■ HOW TO COMPLETE THIS TASK ■
Wherever the string "content" shows up in the material below, copy that line.

■ INPUT RECORDS ■
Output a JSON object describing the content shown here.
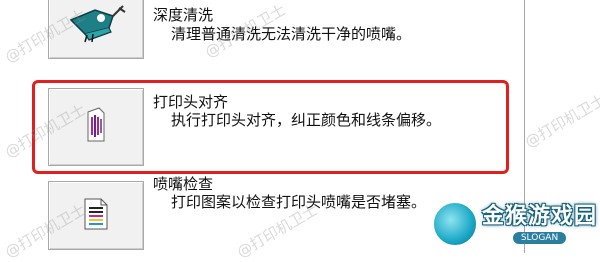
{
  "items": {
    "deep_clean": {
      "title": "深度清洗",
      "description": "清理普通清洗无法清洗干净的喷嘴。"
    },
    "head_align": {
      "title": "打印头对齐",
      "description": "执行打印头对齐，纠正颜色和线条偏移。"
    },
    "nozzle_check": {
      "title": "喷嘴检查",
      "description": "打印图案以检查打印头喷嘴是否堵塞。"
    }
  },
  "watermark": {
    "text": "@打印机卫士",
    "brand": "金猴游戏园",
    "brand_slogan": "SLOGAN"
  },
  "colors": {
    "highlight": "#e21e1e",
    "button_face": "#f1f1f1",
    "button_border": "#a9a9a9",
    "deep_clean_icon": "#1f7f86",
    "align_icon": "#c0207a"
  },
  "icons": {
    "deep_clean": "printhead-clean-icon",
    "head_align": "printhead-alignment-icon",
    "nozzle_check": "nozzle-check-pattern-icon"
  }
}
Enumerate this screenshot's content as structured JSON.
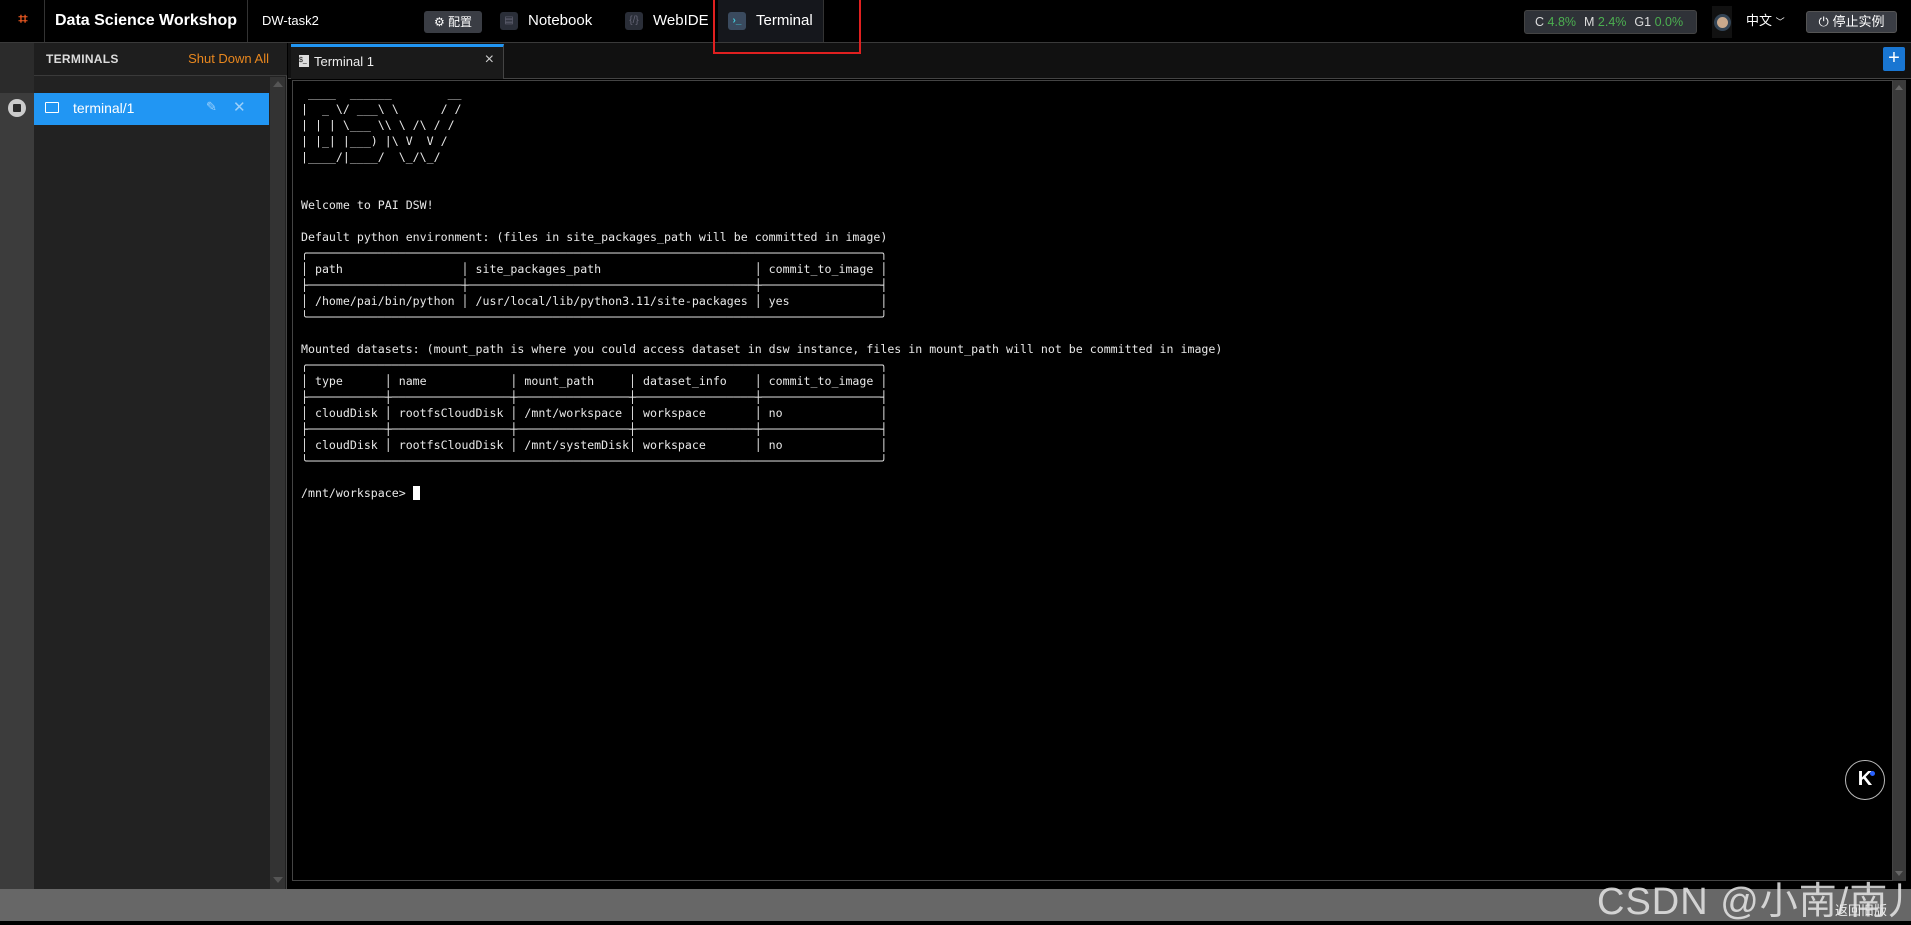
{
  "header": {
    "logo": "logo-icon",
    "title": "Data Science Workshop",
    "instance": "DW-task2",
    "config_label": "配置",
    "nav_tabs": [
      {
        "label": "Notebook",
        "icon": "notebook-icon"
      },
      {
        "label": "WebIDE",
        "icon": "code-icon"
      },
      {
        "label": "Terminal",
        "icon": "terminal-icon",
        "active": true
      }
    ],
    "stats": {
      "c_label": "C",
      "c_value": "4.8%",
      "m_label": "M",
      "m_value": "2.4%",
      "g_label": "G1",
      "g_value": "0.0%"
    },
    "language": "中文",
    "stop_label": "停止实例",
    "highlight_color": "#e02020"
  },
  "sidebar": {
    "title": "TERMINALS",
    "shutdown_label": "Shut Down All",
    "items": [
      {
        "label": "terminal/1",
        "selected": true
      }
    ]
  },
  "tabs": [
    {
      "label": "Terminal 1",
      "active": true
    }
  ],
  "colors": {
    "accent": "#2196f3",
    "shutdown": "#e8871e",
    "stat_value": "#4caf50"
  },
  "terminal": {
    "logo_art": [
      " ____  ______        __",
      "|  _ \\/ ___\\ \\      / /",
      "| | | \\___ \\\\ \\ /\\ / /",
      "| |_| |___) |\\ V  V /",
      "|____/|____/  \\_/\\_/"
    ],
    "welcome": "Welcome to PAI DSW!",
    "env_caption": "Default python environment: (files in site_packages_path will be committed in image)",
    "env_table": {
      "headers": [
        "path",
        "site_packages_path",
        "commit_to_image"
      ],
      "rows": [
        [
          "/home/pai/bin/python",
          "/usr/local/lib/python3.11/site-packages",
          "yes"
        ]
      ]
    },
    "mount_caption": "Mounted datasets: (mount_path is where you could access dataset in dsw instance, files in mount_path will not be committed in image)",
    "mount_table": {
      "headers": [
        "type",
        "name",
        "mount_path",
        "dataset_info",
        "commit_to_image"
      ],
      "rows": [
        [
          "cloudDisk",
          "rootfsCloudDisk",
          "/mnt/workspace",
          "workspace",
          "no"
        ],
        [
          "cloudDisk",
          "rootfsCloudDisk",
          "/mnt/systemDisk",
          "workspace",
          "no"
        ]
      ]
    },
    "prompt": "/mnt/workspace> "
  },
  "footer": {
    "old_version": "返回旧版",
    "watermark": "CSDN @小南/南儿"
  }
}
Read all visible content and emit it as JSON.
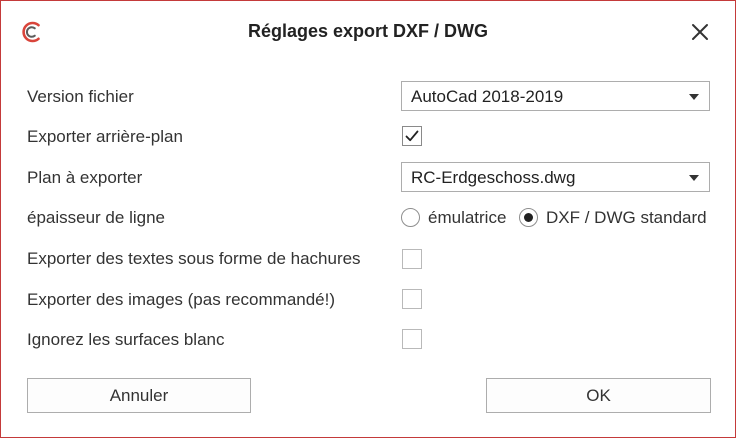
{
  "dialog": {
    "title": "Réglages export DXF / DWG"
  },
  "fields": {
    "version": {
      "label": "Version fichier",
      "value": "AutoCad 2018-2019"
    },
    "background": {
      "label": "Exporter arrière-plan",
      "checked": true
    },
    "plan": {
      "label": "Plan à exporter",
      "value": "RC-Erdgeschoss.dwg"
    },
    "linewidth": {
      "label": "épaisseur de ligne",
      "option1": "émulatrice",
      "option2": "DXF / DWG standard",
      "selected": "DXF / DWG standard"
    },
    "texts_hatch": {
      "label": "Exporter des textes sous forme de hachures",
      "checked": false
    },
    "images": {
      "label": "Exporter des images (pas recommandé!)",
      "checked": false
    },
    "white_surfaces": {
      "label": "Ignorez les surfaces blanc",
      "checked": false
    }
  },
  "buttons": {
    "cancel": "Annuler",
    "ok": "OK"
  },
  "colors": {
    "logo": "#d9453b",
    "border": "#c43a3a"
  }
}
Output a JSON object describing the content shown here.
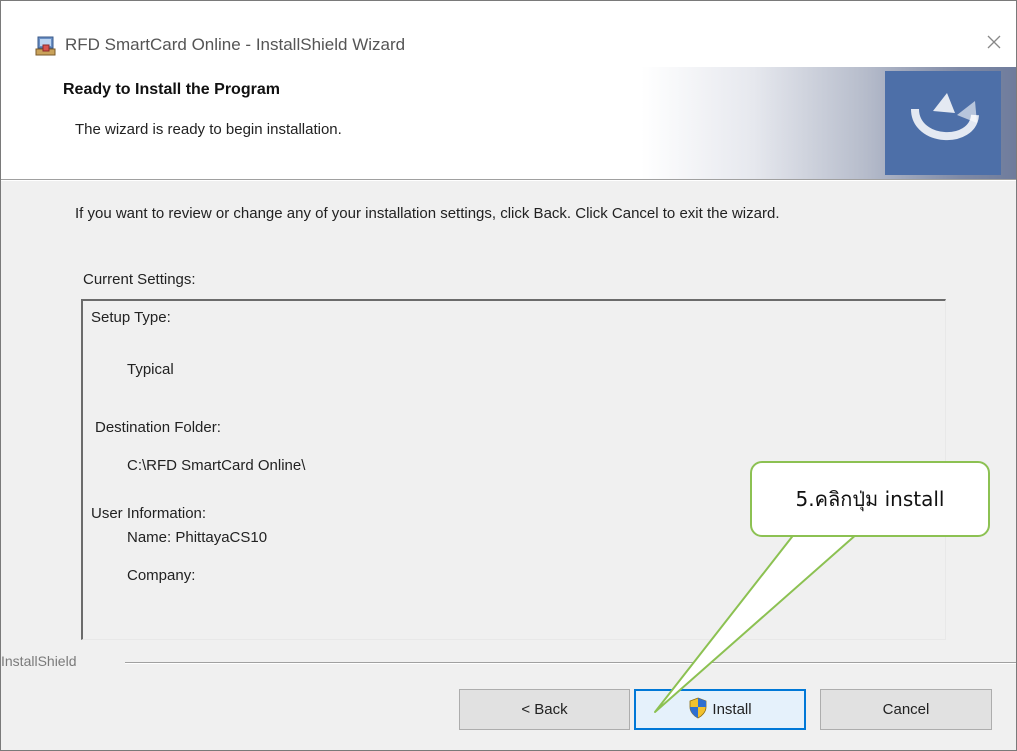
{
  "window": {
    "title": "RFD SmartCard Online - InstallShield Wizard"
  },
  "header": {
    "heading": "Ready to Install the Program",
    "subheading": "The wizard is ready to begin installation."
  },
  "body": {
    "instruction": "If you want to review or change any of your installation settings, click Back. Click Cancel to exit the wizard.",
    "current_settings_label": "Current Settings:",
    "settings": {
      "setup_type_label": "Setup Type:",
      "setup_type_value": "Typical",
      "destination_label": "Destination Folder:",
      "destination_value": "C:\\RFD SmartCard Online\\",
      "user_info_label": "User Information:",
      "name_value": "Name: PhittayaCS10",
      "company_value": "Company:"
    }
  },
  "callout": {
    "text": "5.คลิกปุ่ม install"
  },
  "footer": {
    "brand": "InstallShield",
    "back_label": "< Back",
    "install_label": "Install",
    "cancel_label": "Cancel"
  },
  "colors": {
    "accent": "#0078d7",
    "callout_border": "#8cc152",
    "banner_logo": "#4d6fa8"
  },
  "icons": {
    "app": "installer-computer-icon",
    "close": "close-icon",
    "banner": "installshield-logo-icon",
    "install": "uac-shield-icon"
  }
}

■ SOLVED PROBLEM ■
Output a JSON object describing the content shown here.
Enumerate this screenshot's content as structured JSON.
Read all visible content and emit it as JSON.
Output a JSON object describing the content shown here.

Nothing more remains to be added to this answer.